-- DATA TO EXAMINE --
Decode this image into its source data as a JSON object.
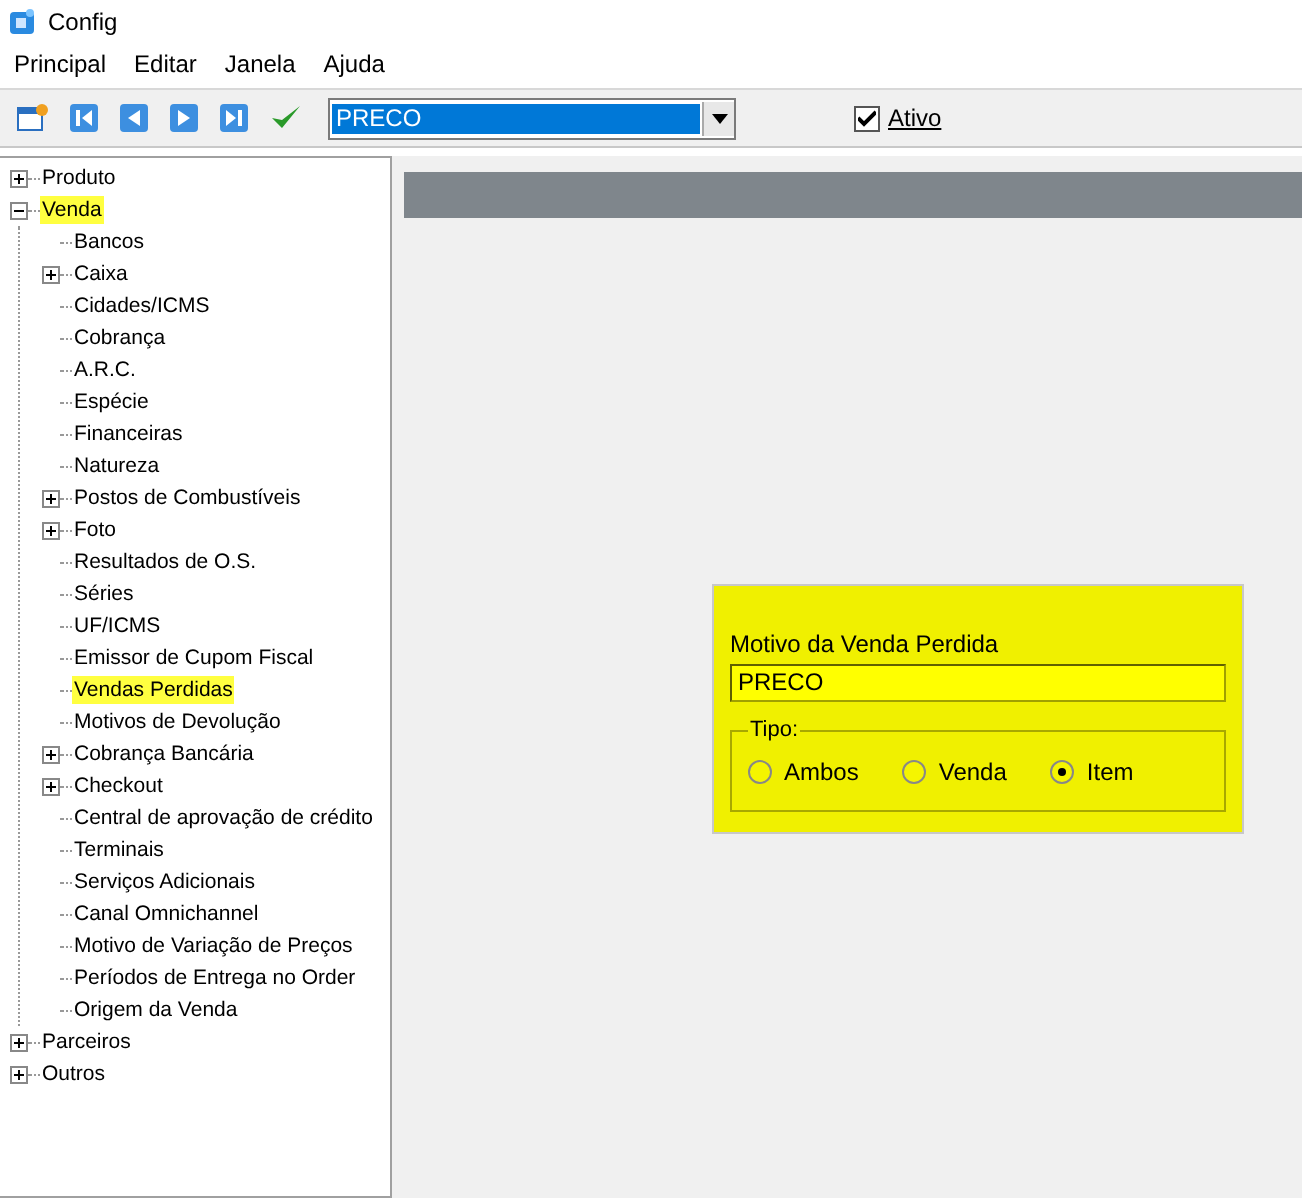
{
  "window": {
    "title": "Config"
  },
  "menu": [
    "Principal",
    "Editar",
    "Janela",
    "Ajuda"
  ],
  "toolbar": {
    "combo_value": "PRECO",
    "ativo": {
      "label": "Ativo",
      "checked": true
    }
  },
  "tree": [
    {
      "label": "Produto",
      "expanded": false,
      "selected": false
    },
    {
      "label": "Venda",
      "expanded": true,
      "selected": true,
      "children": [
        {
          "label": "Bancos",
          "selected": false
        },
        {
          "label": "Caixa",
          "expanded": false,
          "selected": false
        },
        {
          "label": "Cidades/ICMS",
          "selected": false
        },
        {
          "label": "Cobrança",
          "selected": false
        },
        {
          "label": "A.R.C.",
          "selected": false
        },
        {
          "label": "Espécie",
          "selected": false
        },
        {
          "label": "Financeiras",
          "selected": false
        },
        {
          "label": "Natureza",
          "selected": false
        },
        {
          "label": "Postos de Combustíveis",
          "expanded": false,
          "selected": false
        },
        {
          "label": "Foto",
          "expanded": false,
          "selected": false
        },
        {
          "label": "Resultados de O.S.",
          "selected": false
        },
        {
          "label": "Séries",
          "selected": false
        },
        {
          "label": "UF/ICMS",
          "selected": false
        },
        {
          "label": "Emissor de Cupom Fiscal",
          "selected": false
        },
        {
          "label": "Vendas Perdidas",
          "selected": true
        },
        {
          "label": "Motivos de Devolução",
          "selected": false
        },
        {
          "label": "Cobrança Bancária",
          "expanded": false,
          "selected": false
        },
        {
          "label": "Checkout",
          "expanded": false,
          "selected": false
        },
        {
          "label": "Central de aprovação de crédito",
          "selected": false
        },
        {
          "label": "Terminais",
          "selected": false
        },
        {
          "label": "Serviços Adicionais",
          "selected": false
        },
        {
          "label": "Canal Omnichannel",
          "selected": false
        },
        {
          "label": "Motivo de Variação de Preços",
          "selected": false
        },
        {
          "label": "Períodos de Entrega no Order",
          "selected": false
        },
        {
          "label": "Origem da Venda",
          "selected": false
        }
      ]
    },
    {
      "label": "Parceiros",
      "expanded": false,
      "selected": false
    },
    {
      "label": "Outros",
      "expanded": false,
      "selected": false
    }
  ],
  "form": {
    "field_label": "Motivo da Venda Perdida",
    "field_value": "PRECO",
    "group_label": "Tipo:",
    "options": [
      {
        "label": "Ambos",
        "selected": false
      },
      {
        "label": "Venda",
        "selected": false
      },
      {
        "label": "Item",
        "selected": true
      }
    ]
  }
}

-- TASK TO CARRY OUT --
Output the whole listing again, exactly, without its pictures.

-- RESPONSE TO THE TASK --
Decode this image into its source data as a JSON object.
{
  "window": {
    "title": "Config"
  },
  "menu": [
    "Principal",
    "Editar",
    "Janela",
    "Ajuda"
  ],
  "toolbar": {
    "combo_value": "PRECO",
    "ativo": {
      "label": "Ativo",
      "checked": true
    }
  },
  "tree": [
    {
      "label": "Produto",
      "expanded": false,
      "selected": false
    },
    {
      "label": "Venda",
      "expanded": true,
      "selected": true,
      "children": [
        {
          "label": "Bancos",
          "selected": false
        },
        {
          "label": "Caixa",
          "expanded": false,
          "selected": false
        },
        {
          "label": "Cidades/ICMS",
          "selected": false
        },
        {
          "label": "Cobrança",
          "selected": false
        },
        {
          "label": "A.R.C.",
          "selected": false
        },
        {
          "label": "Espécie",
          "selected": false
        },
        {
          "label": "Financeiras",
          "selected": false
        },
        {
          "label": "Natureza",
          "selected": false
        },
        {
          "label": "Postos de Combustíveis",
          "expanded": false,
          "selected": false
        },
        {
          "label": "Foto",
          "expanded": false,
          "selected": false
        },
        {
          "label": "Resultados de O.S.",
          "selected": false
        },
        {
          "label": "Séries",
          "selected": false
        },
        {
          "label": "UF/ICMS",
          "selected": false
        },
        {
          "label": "Emissor de Cupom Fiscal",
          "selected": false
        },
        {
          "label": "Vendas Perdidas",
          "selected": true
        },
        {
          "label": "Motivos de Devolução",
          "selected": false
        },
        {
          "label": "Cobrança Bancária",
          "expanded": false,
          "selected": false
        },
        {
          "label": "Checkout",
          "expanded": false,
          "selected": false
        },
        {
          "label": "Central de aprovação de crédito",
          "selected": false
        },
        {
          "label": "Terminais",
          "selected": false
        },
        {
          "label": "Serviços Adicionais",
          "selected": false
        },
        {
          "label": "Canal Omnichannel",
          "selected": false
        },
        {
          "label": "Motivo de Variação de Preços",
          "selected": false
        },
        {
          "label": "Períodos de Entrega no Order",
          "selected": false
        },
        {
          "label": "Origem da Venda",
          "selected": false
        }
      ]
    },
    {
      "label": "Parceiros",
      "expanded": false,
      "selected": false
    },
    {
      "label": "Outros",
      "expanded": false,
      "selected": false
    }
  ],
  "form": {
    "field_label": "Motivo da Venda Perdida",
    "field_value": "PRECO",
    "group_label": "Tipo:",
    "options": [
      {
        "label": "Ambos",
        "selected": false
      },
      {
        "label": "Venda",
        "selected": false
      },
      {
        "label": "Item",
        "selected": true
      }
    ]
  }
}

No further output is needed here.